Devotees Gave Up Everything for Krishna

by a once-upon-a-time temple devotee

Posted December 9, 2008

I read Kamlesh Patel's article about the treatment he received while visiting an ISKCON temple. I was impressed with the correctness of what he stated. Yes, it is Vedic culture to offer the guest excellent treatment. It is also stated that one should think of a guest as being as good as Vishnu. Can you imagine that? As good as Vishnu — truly a difficult and razor's-edge endeavor. One small slip, and you can make an offense.

On the other hand, I also was thinking about how the devotees were eating off a metal plate and guests were eating off leaf plates. Personally, I don't think a metal plate, which is washed again and again and used by many different devotees, is better. A leaf plate is used once and discarded. That is a cleaner and much higher standard, in my opinion.

Another thing I wish to point out is the little-known or -appreciated fact that the devotees who live in the temple are quite exalted. Basically, they are people like Mr. Patel who had an interest in Krishna consciousness but wished to take that pursuit to a higher level and joined, thus giving up their careers and future security. They also gave up family, and sometimes a husband would join and the wife would not or vice versa. Thus a soul would have left everything to be a live-in devotee. I myself once lived in a Hare Krishna temple. It was no picnic. It was harder than going to Marine Corps boot camp.

It is no easy task to be a temple devotee. When I joined the Hare Krishna movement back in the '70s, there was no easy time for the devotees. We would rise at 3 a.m. and shower in an outdoor building. We ran from the brahmachari ashram to another building through snow or rain; it didn't matter. We went to morning program and then took prasad, and as fast as we could change, we got into western clothes, jumped into vans and hit the streets to collect money all day long every day of the week. We sold candles for Krishna, albums, paintings, stickers and books. All the money we collected was given to the temple each day. This money was what built most of the early temples. To be a live-in devotee back in those days was the hardest job in the world.
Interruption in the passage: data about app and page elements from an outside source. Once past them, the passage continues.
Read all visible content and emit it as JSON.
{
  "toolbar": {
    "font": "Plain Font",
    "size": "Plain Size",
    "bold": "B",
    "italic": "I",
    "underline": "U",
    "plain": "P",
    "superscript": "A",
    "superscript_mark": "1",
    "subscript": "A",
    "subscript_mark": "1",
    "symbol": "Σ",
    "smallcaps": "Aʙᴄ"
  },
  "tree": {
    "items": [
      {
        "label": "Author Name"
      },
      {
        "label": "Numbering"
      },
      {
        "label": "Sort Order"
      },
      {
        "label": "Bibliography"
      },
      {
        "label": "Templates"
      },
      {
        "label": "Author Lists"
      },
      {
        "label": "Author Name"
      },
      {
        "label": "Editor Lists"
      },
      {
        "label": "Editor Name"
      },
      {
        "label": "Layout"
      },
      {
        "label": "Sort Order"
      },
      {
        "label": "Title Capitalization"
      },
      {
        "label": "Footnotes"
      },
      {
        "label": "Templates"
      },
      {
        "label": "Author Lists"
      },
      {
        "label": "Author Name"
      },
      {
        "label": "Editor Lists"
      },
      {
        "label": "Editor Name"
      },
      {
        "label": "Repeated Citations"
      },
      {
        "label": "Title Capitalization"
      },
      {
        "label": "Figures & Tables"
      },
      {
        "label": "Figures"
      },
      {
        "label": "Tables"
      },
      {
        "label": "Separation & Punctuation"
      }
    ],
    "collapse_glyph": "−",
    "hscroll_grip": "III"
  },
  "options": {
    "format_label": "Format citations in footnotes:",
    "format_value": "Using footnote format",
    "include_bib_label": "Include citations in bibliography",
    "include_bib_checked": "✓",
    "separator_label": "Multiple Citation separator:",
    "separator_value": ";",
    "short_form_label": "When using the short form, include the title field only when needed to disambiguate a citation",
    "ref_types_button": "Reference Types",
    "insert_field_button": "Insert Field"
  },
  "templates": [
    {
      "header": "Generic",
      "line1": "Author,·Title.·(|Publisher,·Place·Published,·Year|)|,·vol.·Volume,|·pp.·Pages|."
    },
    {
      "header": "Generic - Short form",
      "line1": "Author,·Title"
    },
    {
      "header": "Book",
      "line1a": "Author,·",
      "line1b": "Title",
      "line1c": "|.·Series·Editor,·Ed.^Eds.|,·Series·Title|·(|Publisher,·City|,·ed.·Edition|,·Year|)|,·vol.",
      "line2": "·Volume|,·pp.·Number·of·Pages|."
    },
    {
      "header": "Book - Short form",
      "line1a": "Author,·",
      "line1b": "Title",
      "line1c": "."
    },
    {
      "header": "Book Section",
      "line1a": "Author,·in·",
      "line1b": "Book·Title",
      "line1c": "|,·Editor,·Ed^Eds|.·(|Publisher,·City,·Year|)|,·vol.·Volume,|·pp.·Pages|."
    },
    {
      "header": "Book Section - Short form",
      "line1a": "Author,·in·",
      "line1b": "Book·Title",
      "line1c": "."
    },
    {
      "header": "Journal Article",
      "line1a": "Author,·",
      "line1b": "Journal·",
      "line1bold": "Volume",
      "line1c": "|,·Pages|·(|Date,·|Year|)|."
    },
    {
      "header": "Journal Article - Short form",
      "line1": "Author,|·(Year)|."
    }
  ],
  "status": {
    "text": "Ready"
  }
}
I wish to say this: instead of coming to the temple and finding a flaw in the arrangements, try giving up ten to 20 years of your life, not getting married, giving all the time you have to help spread Srila Prabhupada's movement and sleeping only six hours a day. Indeed there is no better happiness in the world than pleasing Prabhupada by these sacrifices.

I will agree that treating guests properly should not be ignored. Higher than that realization is that these devotees, who Mr. Patel says enjoyed on a higher level, may indeed be the greatest living souls on the planet. They are Prabhupada's army, and sometimes they fall in battle. I personally was beaten unconscious while collecting money for my temple. Another devotee I knew was shot with a .22 pistol while singing the Hare Krishna mantra on the streets of Berkeley, California. Worse yet, a devotee was preaching in Tennessee many years ago and was burned alive in his sleeping bag by a fire bomb thrown into the temple. He lost his life for Krishna. There are numerous stories of devotees being assaulted, deprogrammed, kidnapped, raped and killed by demons while trying to keep temples open and distributing Prabhupada's books.

Those devotees who are eating off metal plates should probably be eating off solid gold plates, because they and those devotees who came before them are the greatest souls this earth has produced. Without them, what kind of world would we have today? Imagine a world with no Hare Krishna movement. That would be a very dark and merciless world to leave to our children — a real hell.

I no longer live in a Hare Krishna temple, because I could not keep the standard that Srila Prabhupada asked: 16 rounds a day and four regulative principles. But the time that I did spend as a full-time devotee has changed my life and showed me the great value of having a true religious center near my home, occupied by true believers of the greatest savior of all, His Divine Grace A.C. Bhakivedanta Swami Prabhupada.

Please remember, when looking at that simple devotee eating off the floor on a metal plate, that he has given up everything to serve his fellow man. He should be blessed again and again for his surrender. What to speak of a sannyasi who has special needs? So what! Give him whatever he asks for, and be grateful that we even have a sannyasi to come to our temple. I, being an American, remember long ago, when there was no such thing as a sannyasi or even a devotee in all of America. They simply didn't exist in western culture.

I wish this sannyasi would come to my town. I would pick him up in a limousine and hire the best brahmans to cook for him.